Uncovering comment spammers -- what are they doing?
A lot is known about e-mail spammers, both due to lots of investigations into them and due to some "ex-spammers" talking about what they've done. And it's widely known that they're using infected PCs now.
But what about comment spam? I've been dealing with it a lot at work, and am noticing some oddities. A good amount tends to come from countries where labor can be had cheaply, and watching logs on pages with captchas suggests that they're doing it slowly enough that they're probably just doing it by hand. Unlike the scripts I'd been used to (which would just hammer out POST requests to forms as fast as they could), some spammers are now loading pages on which the comment form resides, waiting a few seconds, and then submitting the spam with a sensible HTTP referrer -- it's as if someone is actually sitting there and copying-and-pasting spam. It seems really odd to me that someone is actually sitting there manually posting spam, though.
Comment spam tends to come from a few areas of the world -- the poverty-stricken parts of Asia; Russia, Africa, and Latin America in particular -- and yet it's often hyping products in other parts of the world. Has anyone found what I'm thinking are US-owned shops paying third-world spammers? Is that what's actually happens?
And other nonsense reigns. Some of the spam getting posted to my employer's site links to sites that, according to whois records, have never existed. A LOT of other spam has egregious formatting errors -- BBCode on a site that doesn't support it, or malformed links (mysite.com/www.spamsite.com) posted over and over again. It's like they're either so clueless that they have no idea that their spam doesn't work, or that they're just being paid by post or something and so they don't even care if the links work.

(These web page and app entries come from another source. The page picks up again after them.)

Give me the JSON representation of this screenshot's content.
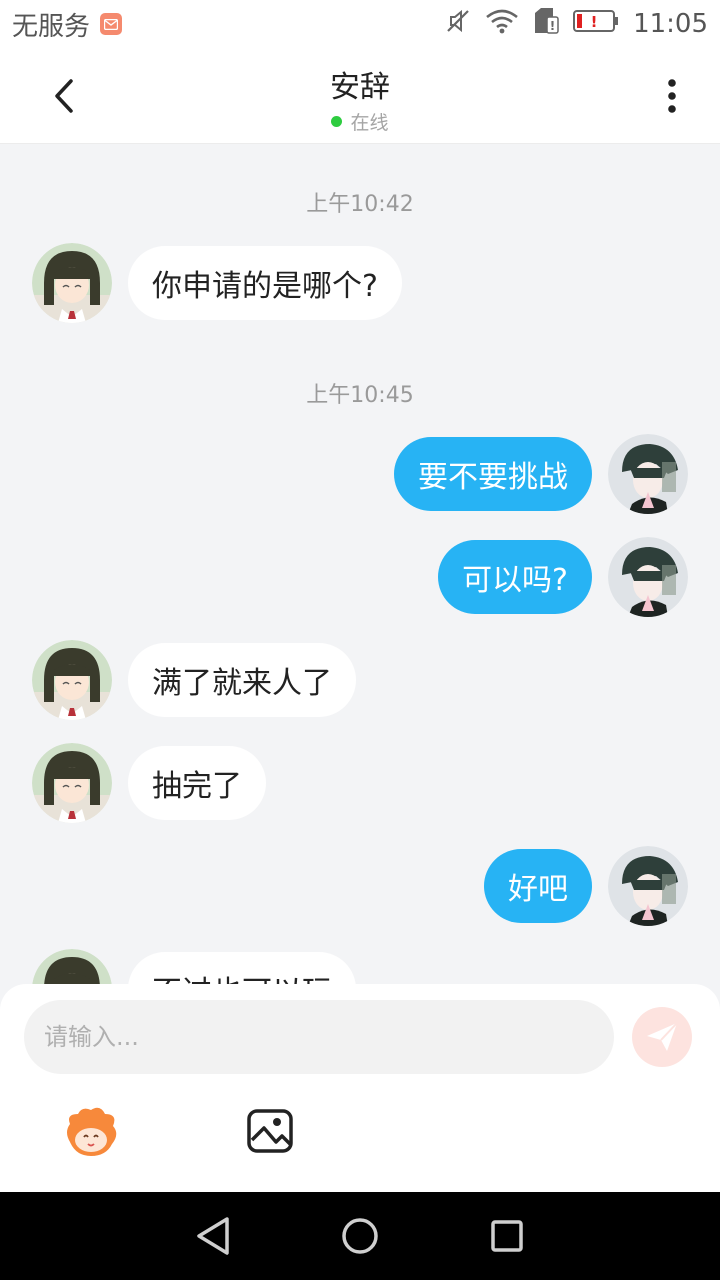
{
  "status_bar": {
    "carrier": "无服务",
    "time": "11:05",
    "icons": [
      "mail-notification-icon",
      "mute-icon",
      "wifi-icon",
      "sim-alert-icon",
      "battery-low-icon"
    ]
  },
  "header": {
    "back_icon": "chevron-left-icon",
    "title": "安辞",
    "status": "在线",
    "status_color": "#2ecc40",
    "more_icon": "more-vertical-icon"
  },
  "messages": {
    "time_1": "上午10:42",
    "time_2": "上午10:45",
    "items": [
      {
        "side": "left",
        "text": "你申请的是哪个?"
      },
      {
        "side": "right",
        "text": "要不要挑战"
      },
      {
        "side": "right",
        "text": "可以吗?"
      },
      {
        "side": "left",
        "text": "满了就来人了"
      },
      {
        "side": "left",
        "text": "抽完了"
      },
      {
        "side": "right",
        "text": "好吧"
      },
      {
        "side": "left",
        "text": "不过也可以玩"
      }
    ]
  },
  "input": {
    "placeholder": "请输入...",
    "send_icon": "send-icon",
    "emoji_icon": "mascot-emoji-icon",
    "image_icon": "image-icon"
  },
  "nav": {
    "icons": [
      "back-triangle-icon",
      "home-circle-icon",
      "recents-square-icon"
    ]
  },
  "colors": {
    "accent": "#27b3f4",
    "background": "#f3f4f6",
    "send_button": "#fde3df"
  }
}
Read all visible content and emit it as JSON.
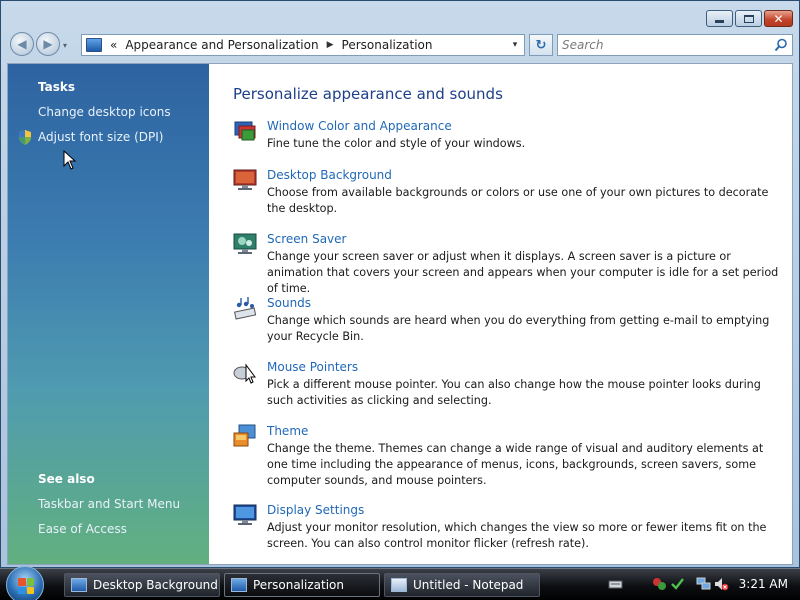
{
  "window": {
    "caption": {
      "minimize": "–",
      "maximize": "□",
      "close": "✕"
    }
  },
  "nav": {
    "breadcrumb_overflow": "«",
    "breadcrumb": [
      "Appearance and Personalization",
      "Personalization"
    ],
    "breadcrumb_sep": "▶",
    "dropdown_glyph": "▾",
    "refresh_glyph": "↻",
    "search_placeholder": "Search"
  },
  "left_pane": {
    "tasks_heading": "Tasks",
    "tasks": [
      {
        "label": "Change desktop icons"
      },
      {
        "label": "Adjust font size (DPI)"
      }
    ],
    "see_also_heading": "See also",
    "see_also": [
      {
        "label": "Taskbar and Start Menu"
      },
      {
        "label": "Ease of Access"
      }
    ]
  },
  "main": {
    "title": "Personalize appearance and sounds",
    "items": [
      {
        "icon": "window-color-icon",
        "label": "Window Color and Appearance",
        "desc": "Fine tune the color and style of your windows."
      },
      {
        "icon": "desktop-background-icon",
        "label": "Desktop Background",
        "desc": "Choose from available backgrounds or colors or use one of your own pictures to decorate the desktop."
      },
      {
        "icon": "screen-saver-icon",
        "label": "Screen Saver",
        "desc": "Change your screen saver or adjust when it displays. A screen saver is a picture or animation that covers your screen and appears when your computer is idle for a set period of time."
      },
      {
        "icon": "sounds-icon",
        "label": "Sounds",
        "desc": "Change which sounds are heard when you do everything from getting e-mail to emptying your Recycle Bin."
      },
      {
        "icon": "mouse-pointer-icon",
        "label": "Mouse Pointers",
        "desc": "Pick a different mouse pointer. You can also change how the mouse pointer looks during such activities as clicking and selecting."
      },
      {
        "icon": "theme-icon",
        "label": "Theme",
        "desc": "Change the theme. Themes can change a wide range of visual and auditory elements at one time including the appearance of menus, icons, backgrounds, screen savers, some computer sounds, and mouse pointers."
      },
      {
        "icon": "display-settings-icon",
        "label": "Display Settings",
        "desc": "Adjust your monitor resolution, which changes the view so more or fewer items fit on the screen. You can also control monitor flicker (refresh rate)."
      }
    ]
  },
  "taskbar": {
    "buttons": [
      {
        "label": "Desktop Background",
        "active": false
      },
      {
        "label": "Personalization",
        "active": true
      },
      {
        "label": "Untitled - Notepad",
        "active": false
      }
    ],
    "clock": "3:21 AM"
  },
  "colors": {
    "link": "#1f68b8",
    "title": "#1e3f8a",
    "left_pane_top": "#2d63a1",
    "left_pane_bottom": "#62b07f"
  }
}
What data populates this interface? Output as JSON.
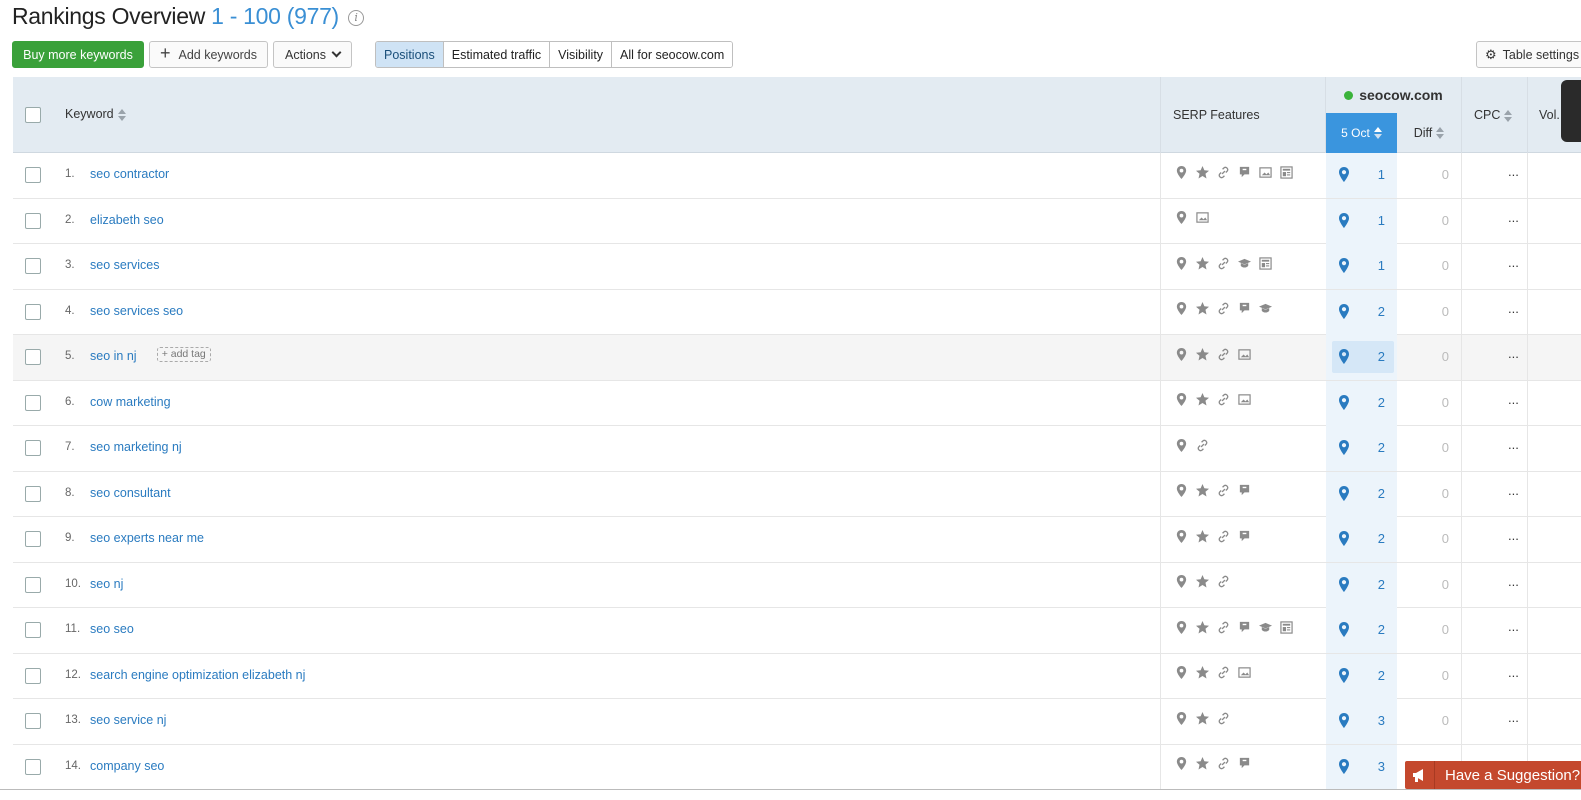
{
  "header": {
    "title": "Rankings Overview",
    "range": "1 - 100 (977)",
    "info_icon": "i"
  },
  "toolbar": {
    "buy_label": "Buy more keywords",
    "add_label": "Add keywords",
    "actions_label": "Actions",
    "segments": [
      "Positions",
      "Estimated traffic",
      "Visibility",
      "All for seocow.com"
    ],
    "active_segment": "Positions",
    "table_settings_label": "Table settings"
  },
  "table": {
    "headers": {
      "keyword": "Keyword",
      "serp": "SERP Features",
      "domain": "seocow.com",
      "date": "5 Oct",
      "diff": "Diff",
      "cpc": "CPC",
      "vol": "Vol."
    },
    "rows": [
      {
        "num": "1.",
        "keyword": "seo contractor",
        "serp": [
          "pin",
          "star",
          "link",
          "review",
          "image",
          "news"
        ],
        "pos": "1",
        "diff": "0",
        "cpc": "..."
      },
      {
        "num": "2.",
        "keyword": "elizabeth seo",
        "serp": [
          "pin",
          "image"
        ],
        "pos": "1",
        "diff": "0",
        "cpc": "..."
      },
      {
        "num": "3.",
        "keyword": "seo services",
        "serp": [
          "pin",
          "star",
          "link",
          "edu",
          "news"
        ],
        "pos": "1",
        "diff": "0",
        "cpc": "..."
      },
      {
        "num": "4.",
        "keyword": "seo services seo",
        "serp": [
          "pin",
          "star",
          "link",
          "review",
          "edu"
        ],
        "pos": "2",
        "diff": "0",
        "cpc": "..."
      },
      {
        "num": "5.",
        "keyword": "seo in nj",
        "tag": "+ add tag",
        "serp": [
          "pin",
          "star",
          "link",
          "image"
        ],
        "pos": "2",
        "diff": "0",
        "cpc": "...",
        "hover": true
      },
      {
        "num": "6.",
        "keyword": "cow marketing",
        "serp": [
          "pin",
          "star",
          "link",
          "image"
        ],
        "pos": "2",
        "diff": "0",
        "cpc": "..."
      },
      {
        "num": "7.",
        "keyword": "seo marketing nj",
        "serp": [
          "pin",
          "link"
        ],
        "pos": "2",
        "diff": "0",
        "cpc": "..."
      },
      {
        "num": "8.",
        "keyword": "seo consultant",
        "serp": [
          "pin",
          "star",
          "link",
          "review"
        ],
        "pos": "2",
        "diff": "0",
        "cpc": "..."
      },
      {
        "num": "9.",
        "keyword": "seo experts near me",
        "serp": [
          "pin",
          "star",
          "link",
          "review"
        ],
        "pos": "2",
        "diff": "0",
        "cpc": "..."
      },
      {
        "num": "10.",
        "keyword": "seo nj",
        "serp": [
          "pin",
          "star",
          "link"
        ],
        "pos": "2",
        "diff": "0",
        "cpc": "..."
      },
      {
        "num": "11.",
        "keyword": "seo seo",
        "serp": [
          "pin",
          "star",
          "link",
          "review",
          "edu",
          "news"
        ],
        "pos": "2",
        "diff": "0",
        "cpc": "..."
      },
      {
        "num": "12.",
        "keyword": "search engine optimization elizabeth nj",
        "serp": [
          "pin",
          "star",
          "link",
          "image"
        ],
        "pos": "2",
        "diff": "0",
        "cpc": "..."
      },
      {
        "num": "13.",
        "keyword": "seo service nj",
        "serp": [
          "pin",
          "star",
          "link"
        ],
        "pos": "3",
        "diff": "0",
        "cpc": "..."
      },
      {
        "num": "14.",
        "keyword": "company seo",
        "serp": [
          "pin",
          "star",
          "link",
          "review"
        ],
        "pos": "3",
        "diff": "",
        "cpc": ""
      }
    ]
  },
  "suggestion": {
    "label": "Have a Suggestion?"
  },
  "colors": {
    "accent": "#3a95de",
    "link": "#2a7bc0",
    "green": "#3aa13a",
    "suggest": "#c4482d"
  }
}
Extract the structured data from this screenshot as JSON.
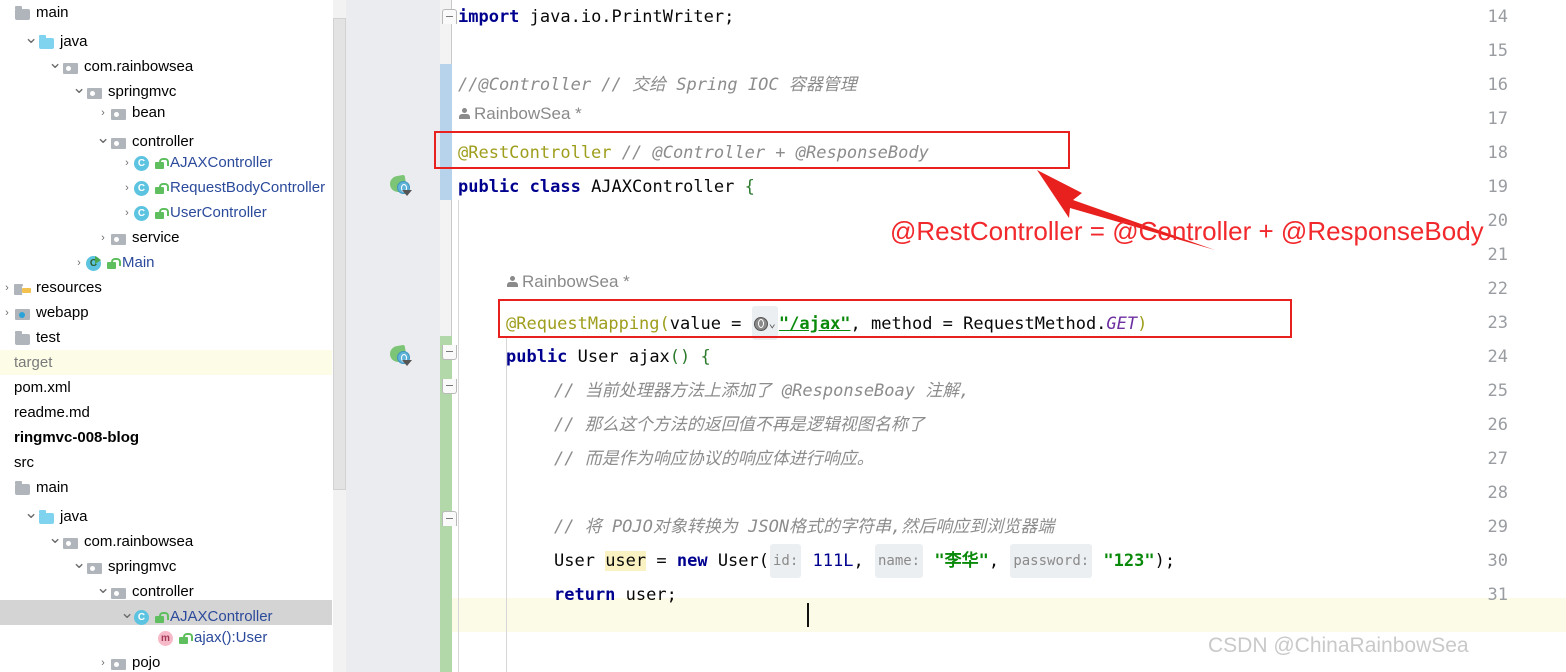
{
  "sidebar": {
    "scrollbar": "vertical-scrollbar",
    "items": [
      {
        "label": "main",
        "indent": 0,
        "arrow": "none",
        "icon": "folder-gray",
        "state": "normal"
      },
      {
        "label": "java",
        "indent": 1,
        "arrow": "down",
        "icon": "folder-blue",
        "state": "normal"
      },
      {
        "label": "com.rainbowsea",
        "indent": 2,
        "arrow": "down",
        "icon": "package",
        "state": "normal"
      },
      {
        "label": "springmvc",
        "indent": 3,
        "arrow": "down",
        "icon": "package",
        "state": "normal"
      },
      {
        "label": "bean",
        "indent": 4,
        "arrow": "right",
        "icon": "package",
        "state": "normal"
      },
      {
        "label": "controller",
        "indent": 4,
        "arrow": "down",
        "icon": "package",
        "state": "normal"
      },
      {
        "label": "AJAXController",
        "indent": 5,
        "arrow": "right",
        "icon": "class",
        "state": "normal"
      },
      {
        "label": "RequestBodyController",
        "indent": 5,
        "arrow": "right",
        "icon": "class",
        "state": "normal"
      },
      {
        "label": "UserController",
        "indent": 5,
        "arrow": "right",
        "icon": "class",
        "state": "normal"
      },
      {
        "label": "service",
        "indent": 4,
        "arrow": "right",
        "icon": "package",
        "state": "normal"
      },
      {
        "label": "Main",
        "indent": 3,
        "arrow": "right",
        "icon": "class-main",
        "state": "normal"
      },
      {
        "label": "resources",
        "indent": 0,
        "arrow": "right",
        "icon": "resources",
        "state": "normal"
      },
      {
        "label": "webapp",
        "indent": 0,
        "arrow": "right",
        "icon": "webapp",
        "state": "normal"
      },
      {
        "label": "test",
        "indent": 0,
        "arrow": "none",
        "icon": "folder-gray",
        "state": "normal"
      },
      {
        "label": "target",
        "indent": 0,
        "arrow": "none",
        "icon": "none",
        "state": "highlight"
      },
      {
        "label": "pom.xml",
        "indent": 0,
        "arrow": "none",
        "icon": "none",
        "state": "normal"
      },
      {
        "label": "readme.md",
        "indent": 0,
        "arrow": "none",
        "icon": "none",
        "state": "normal"
      },
      {
        "label": "ringmvc-008-blog",
        "indent": 0,
        "arrow": "none",
        "icon": "none",
        "state": "bold"
      },
      {
        "label": "src",
        "indent": 0,
        "arrow": "none",
        "icon": "none",
        "state": "normal"
      },
      {
        "label": "main",
        "indent": 0,
        "arrow": "none",
        "icon": "folder-gray",
        "state": "normal"
      },
      {
        "label": "java",
        "indent": 1,
        "arrow": "down",
        "icon": "folder-blue",
        "state": "normal"
      },
      {
        "label": "com.rainbowsea",
        "indent": 2,
        "arrow": "down",
        "icon": "package",
        "state": "normal"
      },
      {
        "label": "springmvc",
        "indent": 3,
        "arrow": "down",
        "icon": "package",
        "state": "normal"
      },
      {
        "label": "controller",
        "indent": 4,
        "arrow": "down",
        "icon": "package",
        "state": "normal"
      },
      {
        "label": "AJAXController",
        "indent": 5,
        "arrow": "down",
        "icon": "class",
        "state": "selected"
      },
      {
        "label": "ajax():User",
        "indent": 6,
        "arrow": "none",
        "icon": "method",
        "state": "normal"
      },
      {
        "label": "pojo",
        "indent": 4,
        "arrow": "right",
        "icon": "package",
        "state": "normal"
      }
    ]
  },
  "editor": {
    "line_numbers": [
      "14",
      "15",
      "16",
      "17",
      "18",
      "19",
      "20",
      "21",
      "22",
      "23",
      "24",
      "25",
      "26",
      "27",
      "28",
      "29",
      "30",
      "31"
    ],
    "caret_line": "30",
    "inlay_hints": [
      {
        "text": "RainbowSea *",
        "icon": "author-icon",
        "line": "16"
      },
      {
        "text": "RainbowSea *",
        "icon": "author-icon",
        "line": "20"
      }
    ],
    "lines": {
      "l14": "import java.io.PrintWriter;",
      "l16": "//@Controller  // 交给 Spring IOC 容器管理",
      "l17_annotation": "@RestController",
      "l17_comment": "// @Controller + @ResponseBody",
      "l18": "public class AJAXController {",
      "l21_annotation": "@RequestMapping(",
      "l21_param1": "value = ",
      "l21_value": "\"/ajax\"",
      "l21_param2": ", method = RequestMethod.",
      "l21_get": "GET",
      "l21_close": ")",
      "l22": "public User ajax() {",
      "l23": "// 当前处理器方法上添加了 @ResponseBoay 注解,",
      "l24": "// 那么这个方法的返回值不再是逻辑视图名称了",
      "l25": "// 而是作为响应协议的响应体进行响应。",
      "l27": "// 将 POJO对象转换为 JSON格式的字符串,然后响应到浏览器端",
      "l28_type": "User ",
      "l28_var": "user",
      "l28_eq": " = ",
      "l28_new": "new",
      "l28_ctor": " User(",
      "l28_hint_id": "id:",
      "l28_id": "111L",
      "l28_sep1": ",",
      "l28_hint_name": "name:",
      "l28_name": "\"李华\"",
      "l28_sep2": ",",
      "l28_hint_pw": "password:",
      "l28_pw": "\"123\"",
      "l28_tail": ");",
      "l29_kw": "return",
      "l29_rest": " user;"
    }
  },
  "annotations": {
    "red_note": "@RestController = @Controller + @ResponseBody",
    "red_color": "#f1282c",
    "box1_target": "line-17-restcontroller",
    "box2_target": "line-21-requestmapping",
    "arrow": "red-arrow"
  },
  "watermark": {
    "text": "CSDN @ChinaRainbowSea"
  }
}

Has anyone (not necessarily personally) ever tracked down exactly what this "industry" is up to? Even though it seems like a simple extension of e-mail spam, there's a lot of odd behavior that makes me think it's actually quite different, and now I'm really curious.